Good morning! I hope this day finds you and your family well, and I want you to know that you are in my prayers daily during this difficult time.
I invite you to take a few moments with me to reflect on today’s Upper Room Devotional below — as well as on the theology woven into “It is well with my soul.”
Genesis 12:1-9 New Revised Standard Version (NRSV)
The Call of Abram
12 Now the Lord said to Abram, “Go from your country and your kindred and your father’s house to the land that I will show you. 2 I will make of you a great nation, and I will bless you, and make your name great, so that you will be a blessing. 3 I will bless those who bless you, and the one who curses you I will curse; and in you all the families of the earth shall be blessed.”[a]
4 So Abram went, as the Lord had told him; and Lot went with him. Abram was seventy-five years old when he departed from Haran. 5 Abram took his wife Sarai and his brother’s son Lot, and all the possessions that they had gathered, and the persons whom they had acquired in Haran; and they set forth to go to the land of Canaan. When they had come to the land of Canaan, 6 Abram passed through the land to the place at Shechem, to the oak[b] of Moreh. At that time the Canaanites were in the land. 7 Then the Lord appeared to Abram, and said, “To your offspring[c] I will give this land.” So he built there an altar to the Lord, who had appeared to him. 8 From there he moved on to the hill country on the east of Bethel, and pitched his tent, with Bethel on the west and Ai on the east; and there he built an altar to the Lord and invoked the name of the Lord. 9 And Abram journeyed on by stages toward the Negeb.
Tim’s Devotional Reflection for Today
Abram and Sarai’s experience is just one of many, many stories of calls and answers: God’s call and the answers of God’s people down through the ages. They lived in Ur and Abram heard God speaking: “Go from your country and your kindred and your father’s house …” (Genesis 12:1). God called Abram to leave his land to go to a place where God’s promise would come true: “I will make of you a great nation, and I will bless you, and make your name great, so that you will be a blessing” (12:2). God is determined to do something wonderful with Abram and Sarai in the Promised Land: God is determined to bless them so that they may be a blessing. Abram and Sarai set out on this journey, answering God’s call.
For most of us, God’s call does not come out of a cloud as an audible voice. Rather, word will come in the deep inner sense we have that God is calling us to a new place in our spiritual lives or God is calling us to make a change in our ministry focus or God is calling us to a particular challenge or responsibility or way of living or opportunity for growth. Our role is to listen and to discern if the new land we’re contemplating is a Promised Land—a place where we—like Abraham and Sarai—can fulfill our potential to be a blessing to others: through volunteer work, church involvement, family life, and profession or vocation.

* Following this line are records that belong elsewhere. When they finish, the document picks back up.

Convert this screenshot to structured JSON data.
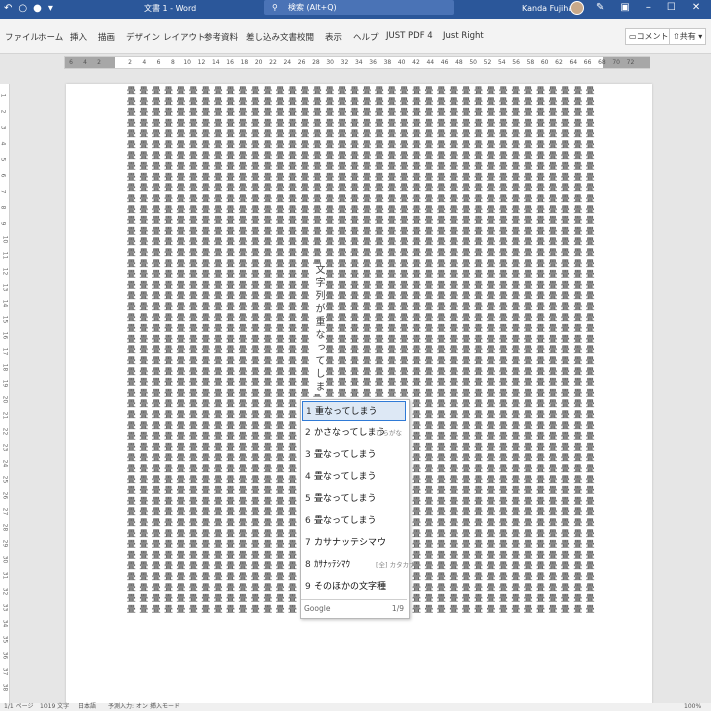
{
  "titlebar": {
    "title": "文書 1 - Word",
    "search_placeholder": "検索 (Alt+Q)",
    "user": "Kanda Fujiharu"
  },
  "ribbon": {
    "tabs": [
      "ファイル",
      "ホーム",
      "挿入",
      "描画",
      "デザイン",
      "レイアウト",
      "参考資料",
      "差し込み文書",
      "校閲",
      "表示",
      "ヘルプ",
      "JUST PDF 4",
      "Just Right"
    ],
    "comment_label": "コメント",
    "share_label": "共有"
  },
  "ruler": {
    "labels": [
      "6",
      "4",
      "2",
      "2",
      "4",
      "6",
      "8",
      "10",
      "12",
      "14",
      "16",
      "18",
      "20",
      "22",
      "24",
      "26",
      "28",
      "30",
      "32",
      "34",
      "36",
      "38",
      "40",
      "42",
      "44",
      "46",
      "48",
      "50",
      "52",
      "54",
      "56",
      "58",
      "60",
      "62",
      "64",
      "66",
      "68",
      "70",
      "72"
    ]
  },
  "vruler": {
    "labels": [
      "1",
      "2",
      "3",
      "4",
      "5",
      "6",
      "7",
      "8",
      "9",
      "10",
      "11",
      "12",
      "13",
      "14",
      "15",
      "16",
      "17",
      "18",
      "19",
      "20",
      "21",
      "22",
      "23",
      "24",
      "25",
      "26",
      "27",
      "28",
      "29",
      "30",
      "31",
      "32",
      "33",
      "34",
      "35",
      "36",
      "37",
      "38"
    ]
  },
  "document": {
    "overtype_text": "文字列が重なってしま",
    "fill_glyphs": "畳畳畳畳畳畳畳畳畳畳畳畳畳畳畳畳畳畳畳畳畳畳畳畳畳畳畳畳畳畳畳畳畳畳畳畳畳畳畳畳畳畳畳畳畳畳畳畳畳"
  },
  "ime": {
    "candidates": [
      {
        "num": "1",
        "text": "重なってしまう",
        "hint": ""
      },
      {
        "num": "2",
        "text": "かさなってしまう",
        "hint": "ひらがな"
      },
      {
        "num": "3",
        "text": "畳なってしまう",
        "hint": ""
      },
      {
        "num": "4",
        "text": "畳なってしまう",
        "hint": ""
      },
      {
        "num": "5",
        "text": "畳なってしまう",
        "hint": ""
      },
      {
        "num": "6",
        "text": "畳なってしまう",
        "hint": ""
      },
      {
        "num": "7",
        "text": "カサナッテシマウ",
        "hint": ""
      },
      {
        "num": "8",
        "text": "ｶｻﾅｯﾃｼﾏｳ",
        "hint": "[全] カタカナ"
      },
      {
        "num": "9",
        "text": "そのほかの文字種",
        "hint": ""
      }
    ],
    "footer_source": "Google",
    "footer_page": "1/9"
  },
  "status": {
    "page": "1/1 ページ",
    "words": "1019 文字",
    "lang": "日本語",
    "predict": "予測入力: オン",
    "mode": "挿入モード",
    "zoom": "100%"
  }
}
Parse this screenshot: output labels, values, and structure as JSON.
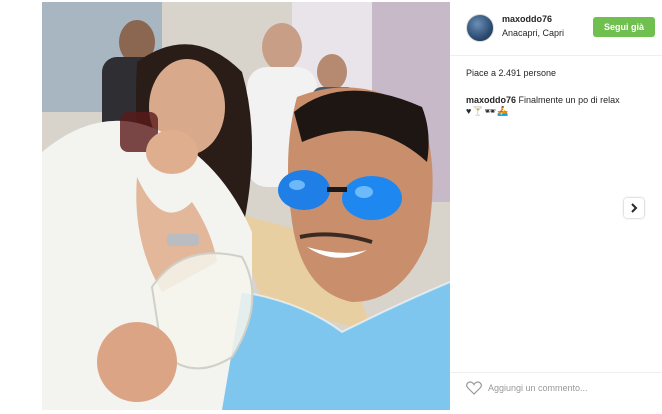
{
  "post": {
    "username": "maxoddo76",
    "location": "Anacapri, Capri",
    "follow_label": "Segui già",
    "likes_text": "Piace a 2.491 persone",
    "caption_user": "maxoddo76",
    "caption_text": "Finalmente un po di relax",
    "caption_emoji": "♥🍸🕶🚣",
    "comment_placeholder": "Aggiungi un commento..."
  },
  "colors": {
    "follow_button": "#70c050",
    "text": "#262626",
    "muted": "#999999"
  },
  "icons": {
    "next": "chevron-right-icon",
    "like": "heart-icon"
  }
}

Abram and Sarai heard God’s call and moved to a land where the LORD could use them to be a blessing to others—to family, to their descendants and to people of faith throughout history, including ourselves.
There is a sense in which God is calling us to get moving. God may not be asking us to move from the specific geographical location we call “home,” but God does ask us to recognize that we are on a spiritual pilgrimage (see Hebrews 11:8-16).
What happens on the journey? Well, that’s always a surprise! Rarely, if ever, can we plan out our lives as they will actually be. But there are some things we learn from looking at the faith journeys of others and from looking back on our own faith journey:
- The call of God on our lives—no matter to what destination, to what ministry, to what calling—is a call to be Transformed by God along the way on the journey.
- The Call of God is most often a call to join in what God is doing. There’s a great piece of advice I heard once, “Find out where God is already working and join God there.”
- We never know where the journey will take us.
Thank you for sharing this early moment of your day with me, with God, and with the words and music that I hope you will carry with you throughout the coming day and night.
I am so grateful for you, for our church, and for the Love that will see us all through this very difficult time. Please stay safe and well and we’ll be together again in spirit tomorrow morning!
Grace and Peace,
Dr. Tim Bruster